Problem to solve:
Exact repetition of the data is the whole task.

Working data:
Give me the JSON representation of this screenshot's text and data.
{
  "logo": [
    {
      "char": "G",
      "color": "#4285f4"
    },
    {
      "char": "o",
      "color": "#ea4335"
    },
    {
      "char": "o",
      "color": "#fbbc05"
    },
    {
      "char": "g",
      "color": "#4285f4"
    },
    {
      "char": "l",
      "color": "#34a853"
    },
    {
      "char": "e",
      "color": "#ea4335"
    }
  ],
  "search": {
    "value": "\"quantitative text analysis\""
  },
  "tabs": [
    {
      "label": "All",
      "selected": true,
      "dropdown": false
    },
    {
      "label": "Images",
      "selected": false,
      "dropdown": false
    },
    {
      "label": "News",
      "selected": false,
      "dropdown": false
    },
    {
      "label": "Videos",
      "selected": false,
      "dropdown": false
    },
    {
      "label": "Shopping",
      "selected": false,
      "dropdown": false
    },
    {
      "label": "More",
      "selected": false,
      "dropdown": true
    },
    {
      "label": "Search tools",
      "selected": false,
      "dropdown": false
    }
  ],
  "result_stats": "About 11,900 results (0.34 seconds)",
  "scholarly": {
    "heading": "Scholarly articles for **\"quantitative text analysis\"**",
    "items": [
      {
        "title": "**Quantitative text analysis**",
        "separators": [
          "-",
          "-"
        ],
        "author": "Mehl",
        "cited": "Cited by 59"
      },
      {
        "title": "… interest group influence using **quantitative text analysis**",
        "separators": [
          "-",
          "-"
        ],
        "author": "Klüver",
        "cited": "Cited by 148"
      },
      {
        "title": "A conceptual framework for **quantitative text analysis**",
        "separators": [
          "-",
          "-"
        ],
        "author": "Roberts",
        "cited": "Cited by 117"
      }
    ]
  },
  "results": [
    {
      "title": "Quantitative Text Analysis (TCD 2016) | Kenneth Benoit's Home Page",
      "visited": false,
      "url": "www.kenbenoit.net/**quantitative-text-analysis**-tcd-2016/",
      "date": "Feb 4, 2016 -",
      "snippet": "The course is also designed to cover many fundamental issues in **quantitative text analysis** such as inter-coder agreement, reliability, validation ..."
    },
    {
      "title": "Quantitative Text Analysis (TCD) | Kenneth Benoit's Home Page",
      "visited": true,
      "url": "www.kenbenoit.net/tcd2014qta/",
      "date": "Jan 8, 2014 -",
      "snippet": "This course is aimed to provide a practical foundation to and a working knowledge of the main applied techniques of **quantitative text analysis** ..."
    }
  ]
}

Your response:
Give me the JSON representation of this screenshot's text and data.
{
  "logo": [
    {
      "char": "G",
      "color": "#4285f4"
    },
    {
      "char": "o",
      "color": "#ea4335"
    },
    {
      "char": "o",
      "color": "#fbbc05"
    },
    {
      "char": "g",
      "color": "#4285f4"
    },
    {
      "char": "l",
      "color": "#34a853"
    },
    {
      "char": "e",
      "color": "#ea4335"
    }
  ],
  "search": {
    "value": "\"quantitative text analysis\""
  },
  "tabs": [
    {
      "label": "All",
      "selected": true,
      "dropdown": false
    },
    {
      "label": "Images",
      "selected": false,
      "dropdown": false
    },
    {
      "label": "News",
      "selected": false,
      "dropdown": false
    },
    {
      "label": "Videos",
      "selected": false,
      "dropdown": false
    },
    {
      "label": "Shopping",
      "selected": false,
      "dropdown": false
    },
    {
      "label": "More",
      "selected": false,
      "dropdown": true
    },
    {
      "label": "Search tools",
      "selected": false,
      "dropdown": false
    }
  ],
  "result_stats": "About 11,900 results (0.34 seconds)",
  "scholarly": {
    "heading": "Scholarly articles for **\"quantitative text analysis\"**",
    "items": [
      {
        "title": "**Quantitative text analysis**",
        "separators": [
          "-",
          "-"
        ],
        "author": "Mehl",
        "cited": "Cited by 59"
      },
      {
        "title": "… interest group influence using **quantitative text analysis**",
        "separators": [
          "-",
          "-"
        ],
        "author": "Klüver",
        "cited": "Cited by 148"
      },
      {
        "title": "A conceptual framework for **quantitative text analysis**",
        "separators": [
          "-",
          "-"
        ],
        "author": "Roberts",
        "cited": "Cited by 117"
      }
    ]
  },
  "results": [
    {
      "title": "Quantitative Text Analysis (TCD 2016) | Kenneth Benoit's Home Page",
      "visited": false,
      "url": "www.kenbenoit.net/**quantitative-text-analysis**-tcd-2016/",
      "date": "Feb 4, 2016 -",
      "snippet": "The course is also designed to cover many fundamental issues in **quantitative text analysis** such as inter-coder agreement, reliability, validation ..."
    },
    {
      "title": "Quantitative Text Analysis (TCD) | Kenneth Benoit's Home Page",
      "visited": true,
      "url": "www.kenbenoit.net/tcd2014qta/",
      "date": "Jan 8, 2014 -",
      "snippet": "This course is aimed to provide a practical foundation to and a working knowledge of the main applied techniques of **quantitative text analysis** ..."
    }
  ]
}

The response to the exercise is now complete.